During my 2017 Spring semester of grad school, I was a student clinician in the Nazareth College Neurogenic Communication and Cognition Clinic. This on-campus clinic provides speech, language, and cognitive services to individuals with acquired disorders. While I gained experience working one-on-one with clients, I was also given the opportunity to engage in group therapy co-treatment with other disciplines. This included physical therapy, art therapy, occupational therapy, and music therapy. It is here that I gained an additional appreciation for disciplines we often work closely with as Speech-Language Pathologists.

My speech therapy and music therapy co-treatment led to a unique experience working with an individual with Right Hemisphere Brain Damage (RHD). One of the main deficits presented in this client’s case was aprosodia, involving a breakdown in prosodic contours of speech. This affected the client’s linguistic and affective expressive and receptive prosody during conversational speech, with a marked rising pitch at the end of most utterances.

Due to the limited evidence-based literature in the field regarding treatment approaches for aprosodia, my professor, Dr. Melissa Johnson, and I decided to conduct our own research throughout the semester focused on aprosodia secondary to RHD. Throughout the semester our speech and music therapy co-treatment components included:

  • Vocal warm-ups
  • Unison or client-only singing of familiar songs with musical accompaniment
  • Cognitive-linguistic analysis of the prosodic features needed to convey emotion (happy, sad, angry) in semantically neutral sentences
  • Drumming exercises targeting rhythmic control
  • Oral reading exercises targeting production and self-monitoring of rate and prosody
  • Naturalistic conversation to promote generalization

music therapy

music therapy

Our findings at the end of the semester between baseline data and post-treatment data showed an improvement in speech rhythm with significant improvement in affective and linguistic prosody. Dr. Johnson and I decided to send a research proposal to the American Speech-Language-Hearing Association to participate in a poster presentation at the 2017 ASHA Convention to share our findings; come Fall 2017, we were off to Los Angeles, California sharing our findings with other professionals from across the country.
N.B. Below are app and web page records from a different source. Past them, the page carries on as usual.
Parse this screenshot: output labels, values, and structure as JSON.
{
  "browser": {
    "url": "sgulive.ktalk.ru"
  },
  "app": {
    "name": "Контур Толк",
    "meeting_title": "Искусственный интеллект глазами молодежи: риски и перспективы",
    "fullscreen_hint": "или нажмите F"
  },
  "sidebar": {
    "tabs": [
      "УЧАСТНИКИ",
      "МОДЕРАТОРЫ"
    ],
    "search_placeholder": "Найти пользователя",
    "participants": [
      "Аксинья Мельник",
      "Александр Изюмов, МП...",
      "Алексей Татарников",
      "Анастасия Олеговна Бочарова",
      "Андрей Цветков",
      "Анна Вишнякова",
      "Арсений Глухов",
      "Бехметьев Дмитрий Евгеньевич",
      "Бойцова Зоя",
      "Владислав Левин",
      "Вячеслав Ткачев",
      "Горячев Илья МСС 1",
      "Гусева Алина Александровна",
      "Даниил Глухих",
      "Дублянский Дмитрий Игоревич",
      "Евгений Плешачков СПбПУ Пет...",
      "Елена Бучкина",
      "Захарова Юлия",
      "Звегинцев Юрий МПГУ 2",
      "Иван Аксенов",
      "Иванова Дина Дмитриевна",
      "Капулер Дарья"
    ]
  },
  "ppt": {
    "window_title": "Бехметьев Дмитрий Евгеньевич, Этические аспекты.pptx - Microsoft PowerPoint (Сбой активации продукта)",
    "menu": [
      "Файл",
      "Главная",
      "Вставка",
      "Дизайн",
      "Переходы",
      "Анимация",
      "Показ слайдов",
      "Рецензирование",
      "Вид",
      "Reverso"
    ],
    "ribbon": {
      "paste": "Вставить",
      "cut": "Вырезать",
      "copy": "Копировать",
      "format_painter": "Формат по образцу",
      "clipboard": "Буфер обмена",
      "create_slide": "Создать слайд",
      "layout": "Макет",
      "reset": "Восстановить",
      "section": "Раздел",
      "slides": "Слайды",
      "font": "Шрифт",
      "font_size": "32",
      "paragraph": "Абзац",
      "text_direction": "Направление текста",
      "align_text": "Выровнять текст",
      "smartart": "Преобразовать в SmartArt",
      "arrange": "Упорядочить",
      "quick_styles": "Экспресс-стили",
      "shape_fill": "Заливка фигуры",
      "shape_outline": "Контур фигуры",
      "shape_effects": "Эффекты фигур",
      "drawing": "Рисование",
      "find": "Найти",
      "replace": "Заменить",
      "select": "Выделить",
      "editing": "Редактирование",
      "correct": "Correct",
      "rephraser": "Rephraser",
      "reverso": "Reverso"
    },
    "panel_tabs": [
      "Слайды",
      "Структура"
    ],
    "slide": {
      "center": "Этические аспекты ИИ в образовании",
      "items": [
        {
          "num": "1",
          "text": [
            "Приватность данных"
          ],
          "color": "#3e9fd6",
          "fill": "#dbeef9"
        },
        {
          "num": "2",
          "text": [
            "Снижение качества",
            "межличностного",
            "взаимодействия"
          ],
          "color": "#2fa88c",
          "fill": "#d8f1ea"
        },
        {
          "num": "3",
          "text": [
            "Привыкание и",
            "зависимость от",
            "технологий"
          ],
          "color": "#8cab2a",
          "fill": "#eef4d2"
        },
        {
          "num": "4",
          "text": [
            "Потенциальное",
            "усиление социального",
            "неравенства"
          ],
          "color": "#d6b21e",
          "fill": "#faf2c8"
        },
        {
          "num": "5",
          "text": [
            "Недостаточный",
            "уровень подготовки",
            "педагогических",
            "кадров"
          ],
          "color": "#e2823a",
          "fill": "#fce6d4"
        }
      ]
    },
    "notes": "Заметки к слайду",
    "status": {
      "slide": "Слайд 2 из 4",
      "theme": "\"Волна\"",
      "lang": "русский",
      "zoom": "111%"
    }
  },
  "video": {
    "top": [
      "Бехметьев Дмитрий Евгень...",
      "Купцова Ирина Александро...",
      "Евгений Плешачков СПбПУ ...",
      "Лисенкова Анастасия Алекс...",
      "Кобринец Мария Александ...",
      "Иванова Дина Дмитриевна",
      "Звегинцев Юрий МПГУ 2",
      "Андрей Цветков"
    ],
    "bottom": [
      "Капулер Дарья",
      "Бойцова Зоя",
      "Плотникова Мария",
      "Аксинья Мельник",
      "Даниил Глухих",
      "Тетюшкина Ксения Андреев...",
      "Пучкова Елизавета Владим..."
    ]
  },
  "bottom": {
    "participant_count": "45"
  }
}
The experience I gained both personally and professionally from the co-treatments, the research process, and the poster presentation at ASHA made a huge impact on me as I began my clinical work; knowing that a meaningful and thoughtful treatment plan was successful for the client was also an added bonus! With the many opportunities I have been presented with, I am thankful, and as I now move forward through my Clinical Fellowship Year I hope to continue to make a difference in my patient’s lives while continuing to grow as a professional clinician.

If you have any related thoughts or ideas, we’d love to hear.

About The Author: Originally from Syracuse, NY Stephanie Casale has a Bachelors’s Degree from Nazareth College in Rochester, NY.  She is also a graduate of Nazareth’s Speech Language Pathology Program.  Stephanie is a Clinical Fellow with Language Fundamentals in Rochester, NY.  In her spare time, she enjoys reading, spending time outdoors, and visiting family in her hometown of Syracuse.